**WORK TASK:**
Give the listing below again exactly, but without any of its pictures.

[[ PROVIDED ENTRIES open ]]

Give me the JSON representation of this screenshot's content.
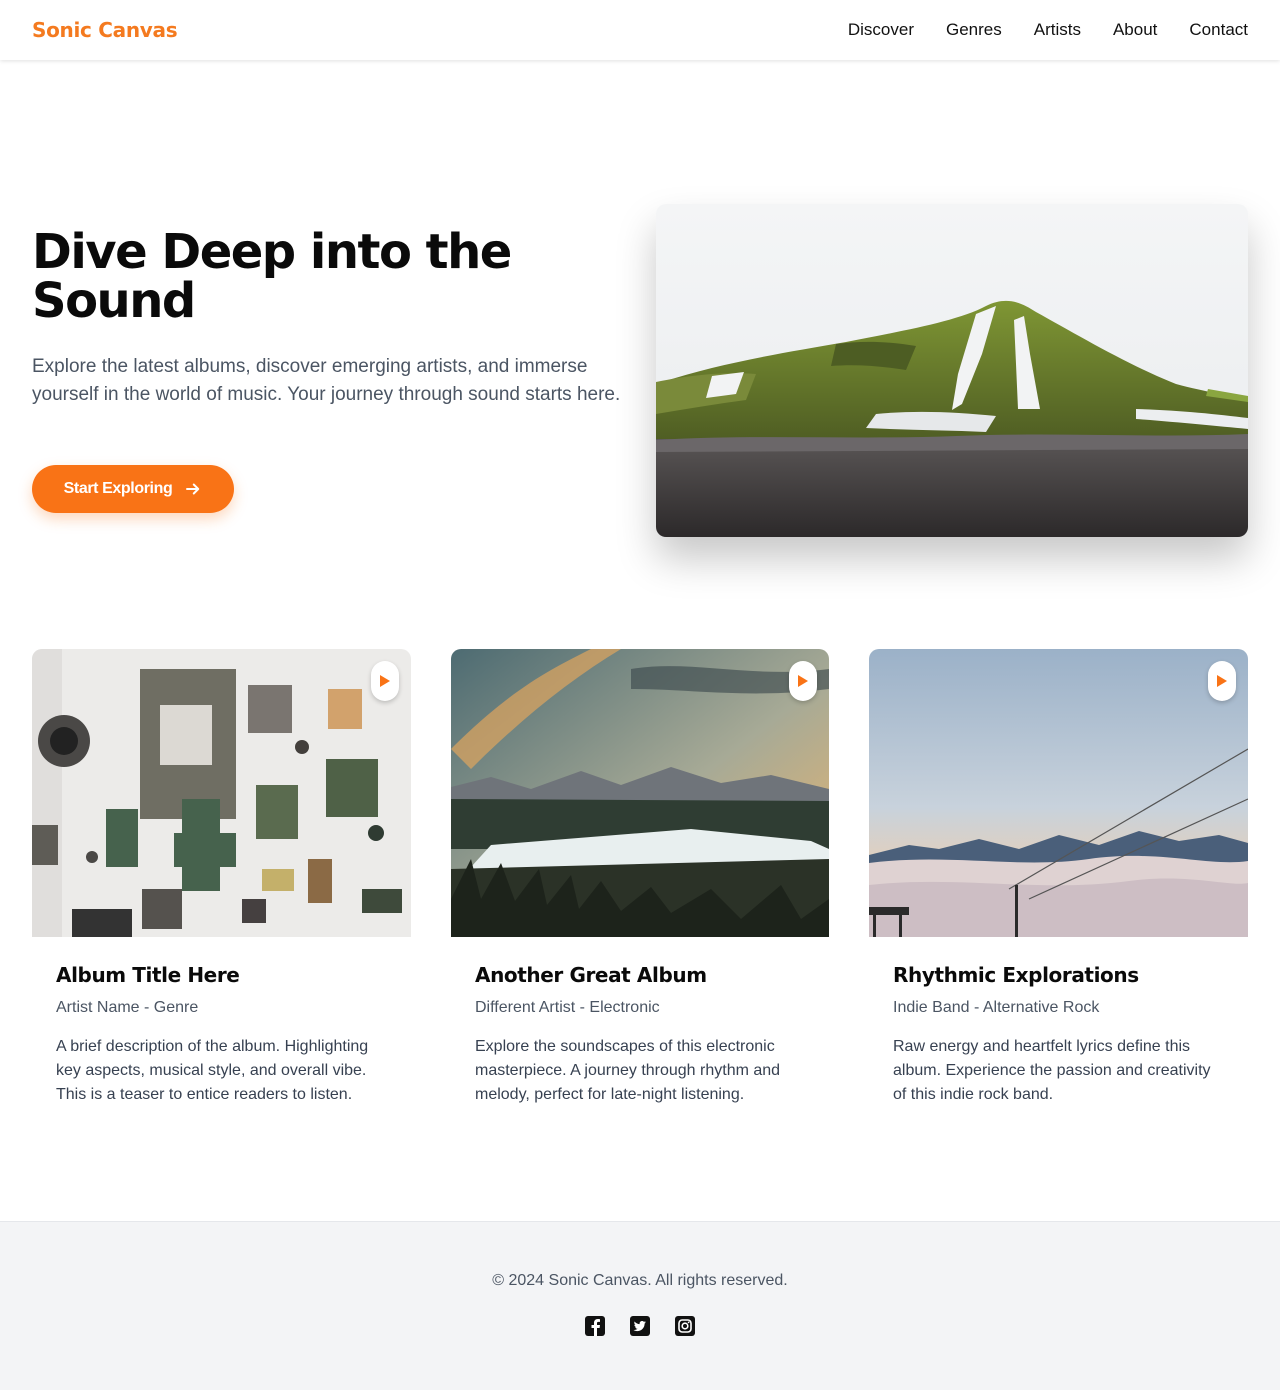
{
  "brand": {
    "name": "Sonic Canvas",
    "color": "#f47a1f"
  },
  "nav": {
    "items": [
      "Discover",
      "Genres",
      "Artists",
      "About",
      "Contact"
    ]
  },
  "hero": {
    "title": "Dive Deep into the Sound",
    "subtitle": "Explore the latest albums, discover emerging artists, and immerse yourself in the world of music. Your journey through sound starts here.",
    "cta_label": "Start Exploring",
    "cta_icon": "arrow-right-icon",
    "accent": "#f97316"
  },
  "albums": [
    {
      "title": "Album Title Here",
      "meta": "Artist Name - Genre",
      "description": "A brief description of the album. Highlighting key aspects, musical style, and overall vibe. This is a teaser to entice readers to listen.",
      "play_icon": "play-icon"
    },
    {
      "title": "Another Great Album",
      "meta": "Different Artist - Electronic",
      "description": "Explore the soundscapes of this electronic masterpiece. A journey through rhythm and melody, perfect for late-night listening.",
      "play_icon": "play-icon"
    },
    {
      "title": "Rhythmic Explorations",
      "meta": "Indie Band - Alternative Rock",
      "description": "Raw energy and heartfelt lyrics define this album. Experience the passion and creativity of this indie rock band.",
      "play_icon": "play-icon"
    }
  ],
  "footer": {
    "copyright": "© 2024 Sonic Canvas. All rights reserved.",
    "socials": [
      "facebook-icon",
      "twitter-icon",
      "instagram-icon"
    ]
  }
}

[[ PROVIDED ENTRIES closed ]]

**FINISHED EXERCISE:**
Give me the JSON representation of this screenshot's content.
{
  "brand": {
    "name": "Sonic Canvas",
    "color": "#f47a1f"
  },
  "nav": {
    "items": [
      "Discover",
      "Genres",
      "Artists",
      "About",
      "Contact"
    ]
  },
  "hero": {
    "title": "Dive Deep into the Sound",
    "subtitle": "Explore the latest albums, discover emerging artists, and immerse yourself in the world of music. Your journey through sound starts here.",
    "cta_label": "Start Exploring",
    "cta_icon": "arrow-right-icon",
    "accent": "#f97316"
  },
  "albums": [
    {
      "title": "Album Title Here",
      "meta": "Artist Name - Genre",
      "description": "A brief description of the album. Highlighting key aspects, musical style, and overall vibe. This is a teaser to entice readers to listen.",
      "play_icon": "play-icon"
    },
    {
      "title": "Another Great Album",
      "meta": "Different Artist - Electronic",
      "description": "Explore the soundscapes of this electronic masterpiece. A journey through rhythm and melody, perfect for late-night listening.",
      "play_icon": "play-icon"
    },
    {
      "title": "Rhythmic Explorations",
      "meta": "Indie Band - Alternative Rock",
      "description": "Raw energy and heartfelt lyrics define this album. Experience the passion and creativity of this indie rock band.",
      "play_icon": "play-icon"
    }
  ],
  "footer": {
    "copyright": "© 2024 Sonic Canvas. All rights reserved.",
    "socials": [
      "facebook-icon",
      "twitter-icon",
      "instagram-icon"
    ]
  }
}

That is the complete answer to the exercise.